Learn how doctors check for prostate cancer through various screening and diagnostic tests. Understand the symptoms, risks, and importance of early detection.
Prostate cancer is a prevalent disease that affects men worldwide. Detecting prostate cancer in its early stages is crucial for successful treatment and positive outcomes. Regular screenings and check-ups play a vital role in identifying potential risks and enabling doctors to diagnose the disease promptly. In this article, we will explore the various methods doctors use to check for prostate cancer, providing you with valuable insights into the screening and diagnostic procedures involved.
Understanding Prostate Cancer
Before delving into the detection methods, it’s essential to understand what prostate cancer is and its potential risks. Prostate cancer develops in the prostate gland, a small walnut-shaped organ located below the bladder in men. It is one of the most common cancers in men, with age and family history being significant risk factors. By recognizing the importance of proactive measures to detect prostate cancer early, we can increase the chances of successful treatment and recovery.
Symptoms and Risk Factors
Prostate cancer often presents with specific symptoms that should not be ignored. These symptoms may include urinary changes, such as increased frequency, difficulty starting or stopping urination, weak urine flow, blood in urine or semen, and persistent pain in the lower back, hips, or pelvis. Additionally, certain risk factors can increase the likelihood of developing prostate cancer, such as age (especially over 50), family history, race, and certain genetic mutations. Recognizing these symptoms and risk factors is vital for prompt medical attention and early detection.
Screening and Diagnostic Tests
To check for prostate cancer, doctors employ various screening and diagnostic tests. These tests help identify potential abnormalities and determine the presence of cancer cells. The two primary tests used for prostate cancer screening are the prostate-specific antigen (PSA) blood test and the digital rectal exam (DRE).

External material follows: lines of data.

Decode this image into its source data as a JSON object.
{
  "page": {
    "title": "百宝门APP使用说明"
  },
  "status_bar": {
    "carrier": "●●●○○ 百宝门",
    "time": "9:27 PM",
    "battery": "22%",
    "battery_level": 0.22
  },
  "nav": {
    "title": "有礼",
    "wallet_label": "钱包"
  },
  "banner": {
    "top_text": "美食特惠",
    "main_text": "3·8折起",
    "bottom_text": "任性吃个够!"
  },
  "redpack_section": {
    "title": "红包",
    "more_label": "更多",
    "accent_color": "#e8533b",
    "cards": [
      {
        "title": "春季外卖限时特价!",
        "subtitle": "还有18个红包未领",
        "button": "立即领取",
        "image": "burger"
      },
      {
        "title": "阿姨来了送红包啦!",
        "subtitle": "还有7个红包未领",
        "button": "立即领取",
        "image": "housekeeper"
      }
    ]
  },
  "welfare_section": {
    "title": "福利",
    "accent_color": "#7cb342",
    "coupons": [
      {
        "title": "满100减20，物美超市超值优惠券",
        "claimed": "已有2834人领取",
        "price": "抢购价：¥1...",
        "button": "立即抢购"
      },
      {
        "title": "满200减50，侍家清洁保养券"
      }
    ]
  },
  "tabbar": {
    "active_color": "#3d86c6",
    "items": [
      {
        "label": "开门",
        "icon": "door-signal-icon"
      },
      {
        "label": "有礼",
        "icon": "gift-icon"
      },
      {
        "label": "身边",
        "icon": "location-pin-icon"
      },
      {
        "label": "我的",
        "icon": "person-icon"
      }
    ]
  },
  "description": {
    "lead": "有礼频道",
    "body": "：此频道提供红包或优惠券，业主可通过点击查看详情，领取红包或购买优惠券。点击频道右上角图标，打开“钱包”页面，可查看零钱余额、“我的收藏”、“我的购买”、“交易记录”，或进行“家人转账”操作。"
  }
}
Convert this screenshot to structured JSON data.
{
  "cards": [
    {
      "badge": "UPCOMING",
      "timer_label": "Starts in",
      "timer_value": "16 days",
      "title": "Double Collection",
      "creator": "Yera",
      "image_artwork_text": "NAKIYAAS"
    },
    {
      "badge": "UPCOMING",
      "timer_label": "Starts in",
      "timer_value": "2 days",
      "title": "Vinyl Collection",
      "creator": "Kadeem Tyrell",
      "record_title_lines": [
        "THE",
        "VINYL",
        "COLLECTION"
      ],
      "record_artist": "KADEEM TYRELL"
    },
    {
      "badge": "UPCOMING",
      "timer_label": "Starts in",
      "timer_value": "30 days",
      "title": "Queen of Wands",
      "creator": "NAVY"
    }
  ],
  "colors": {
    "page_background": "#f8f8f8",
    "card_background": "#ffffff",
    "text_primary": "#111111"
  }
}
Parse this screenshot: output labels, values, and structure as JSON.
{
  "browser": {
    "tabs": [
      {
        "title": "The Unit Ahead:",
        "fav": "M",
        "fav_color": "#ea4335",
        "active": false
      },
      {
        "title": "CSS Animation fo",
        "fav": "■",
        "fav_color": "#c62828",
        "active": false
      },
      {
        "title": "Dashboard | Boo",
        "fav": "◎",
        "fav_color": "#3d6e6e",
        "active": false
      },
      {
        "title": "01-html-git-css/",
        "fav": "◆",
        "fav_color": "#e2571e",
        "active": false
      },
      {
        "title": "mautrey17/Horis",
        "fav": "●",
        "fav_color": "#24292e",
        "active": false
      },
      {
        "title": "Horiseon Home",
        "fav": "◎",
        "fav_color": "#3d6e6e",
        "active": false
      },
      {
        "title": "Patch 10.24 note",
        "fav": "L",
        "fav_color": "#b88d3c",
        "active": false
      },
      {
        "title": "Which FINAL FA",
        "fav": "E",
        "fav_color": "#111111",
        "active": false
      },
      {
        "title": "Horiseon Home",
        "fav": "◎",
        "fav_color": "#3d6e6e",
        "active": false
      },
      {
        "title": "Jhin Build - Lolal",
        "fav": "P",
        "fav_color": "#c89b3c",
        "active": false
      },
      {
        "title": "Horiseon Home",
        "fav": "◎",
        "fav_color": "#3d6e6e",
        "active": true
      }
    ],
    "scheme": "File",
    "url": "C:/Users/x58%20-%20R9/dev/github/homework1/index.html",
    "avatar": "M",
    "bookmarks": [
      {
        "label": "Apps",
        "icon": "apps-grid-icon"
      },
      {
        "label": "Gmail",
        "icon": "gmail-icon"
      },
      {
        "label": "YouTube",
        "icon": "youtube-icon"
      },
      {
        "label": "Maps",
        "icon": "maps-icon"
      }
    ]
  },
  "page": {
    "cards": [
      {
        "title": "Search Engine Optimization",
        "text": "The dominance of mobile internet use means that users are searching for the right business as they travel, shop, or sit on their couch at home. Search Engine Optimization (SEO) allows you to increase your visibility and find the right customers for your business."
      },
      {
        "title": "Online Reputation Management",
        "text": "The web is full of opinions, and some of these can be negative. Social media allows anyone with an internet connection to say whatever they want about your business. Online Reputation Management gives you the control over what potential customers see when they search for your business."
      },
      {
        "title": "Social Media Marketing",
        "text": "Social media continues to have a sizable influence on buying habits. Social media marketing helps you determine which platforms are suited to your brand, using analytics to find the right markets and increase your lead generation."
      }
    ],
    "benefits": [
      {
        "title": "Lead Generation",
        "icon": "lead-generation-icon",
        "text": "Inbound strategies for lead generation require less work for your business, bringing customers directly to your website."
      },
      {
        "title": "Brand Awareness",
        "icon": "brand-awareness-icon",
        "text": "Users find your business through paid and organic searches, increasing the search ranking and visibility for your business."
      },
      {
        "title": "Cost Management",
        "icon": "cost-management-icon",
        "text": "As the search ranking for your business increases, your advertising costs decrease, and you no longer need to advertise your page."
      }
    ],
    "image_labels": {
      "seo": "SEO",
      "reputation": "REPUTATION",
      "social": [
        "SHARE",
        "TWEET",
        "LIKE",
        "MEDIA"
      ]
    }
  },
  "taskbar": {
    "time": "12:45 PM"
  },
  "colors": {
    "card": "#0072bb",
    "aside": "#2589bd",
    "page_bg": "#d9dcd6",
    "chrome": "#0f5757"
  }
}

Prostate-Specific Antigen (PSA) Blood Test
The PSA blood test measures the levels of PSA, a protein produced by both cancerous and non-cancerous cells in the prostate gland. Elevated PSA levels may indicate the presence of prostate cancer, but it’s important to note that not all elevated PSA levels indicate cancer. Factors such as age, prostate size, and prostate inflammation can also influence PSA levels. Therefore, doctors consider PSA results in conjunction with other factors to determine the need for further testing.
Digital Rectal Exam (DRE)
During a digital rectal exam, the doctor inserts a lubricated, gloved finger into the rectum to feel for any abnormalities in the prostate gland. While the DRE may not directly detect cancer, it can help identify irregularities, such as lumps or hard areas, which may require additional testing. The DRE is a quick and relatively simple procedure that doctors often combine with the PSA blood test for comprehensive prostate cancer screening.
Additional Diagnostic Tests
If the results of the PSA test or DRE raise concerns, doctors may recommend further diagnostic tests to confirm the presence of prostate cancer. These tests may include:
- Transrectal Ultrasound (TRUS): This procedure uses sound waves to create images of the prostate gland, helping doctors visualize any abnormalities.
- Prostate Biopsy: A biopsy involves the removal of small tissue samples from the prostate gland for laboratory analysis. This definitive test confirms or rules out the presence of cancerous cells.
It’s important to note that these additional tests are performed based on individual cases and the doctor’s assessment of the situation. Collaborating with healthcare professionals is crucial for personalized guidance and the appropriate choice of diagnostic procedures.
Frequently Asked Questions (FAQ)
How often should men undergo prostate cancer screenings?
- The frequency of screenings may vary based on individual risk factors and medical history. It is generally recommended that men discuss screening recommendations with their doctors, who can provide personalized guidance.
Are there any alternative methods to detect prostate cancer?
- While PSA tests and DRE are the primary methods for detecting prostate cancer, researchers continue to explore alternative methods, such as urine tests and advanced imaging techniques. However, these methods are still under investigation and not yet widely adopted.
Do all elevated PSA levels indicate prostate cancer?
- No, elevated PSA levels can also be caused by non-cancerous conditions like prostate enlargement or inflammation. Additional tests are necessary to determine the underlying cause and confirm the presence of cancer.
What are the potential risks and side effects of diagnostic tests?
- Diagnostic tests like biopsies may carry risks such as bleeding, infection, pain, and discomfort. However, these risks are generally low, and doctors take necessary precautions to minimize them.
Can prostate cancer be detected in its early stages?
- Yes, early detection of prostate cancer is possible through routine screenings and check-ups. Detecting the disease early increases the likelihood of successful treatment and better outcomes.
Regular screenings and check-ups are essential for the early detection and diagnosis of prostate cancer. By understanding the symptoms, risk factors, and various screening methods available, men can take proactive steps towards maintaining their prostate health. Remember, if you experience any concerning symptoms or possess risk factors associated with prostate cancer, do not hesitate to consult with healthcare professionals. Together, we can ensure early detection and improve the chances of successful treatment and recovery.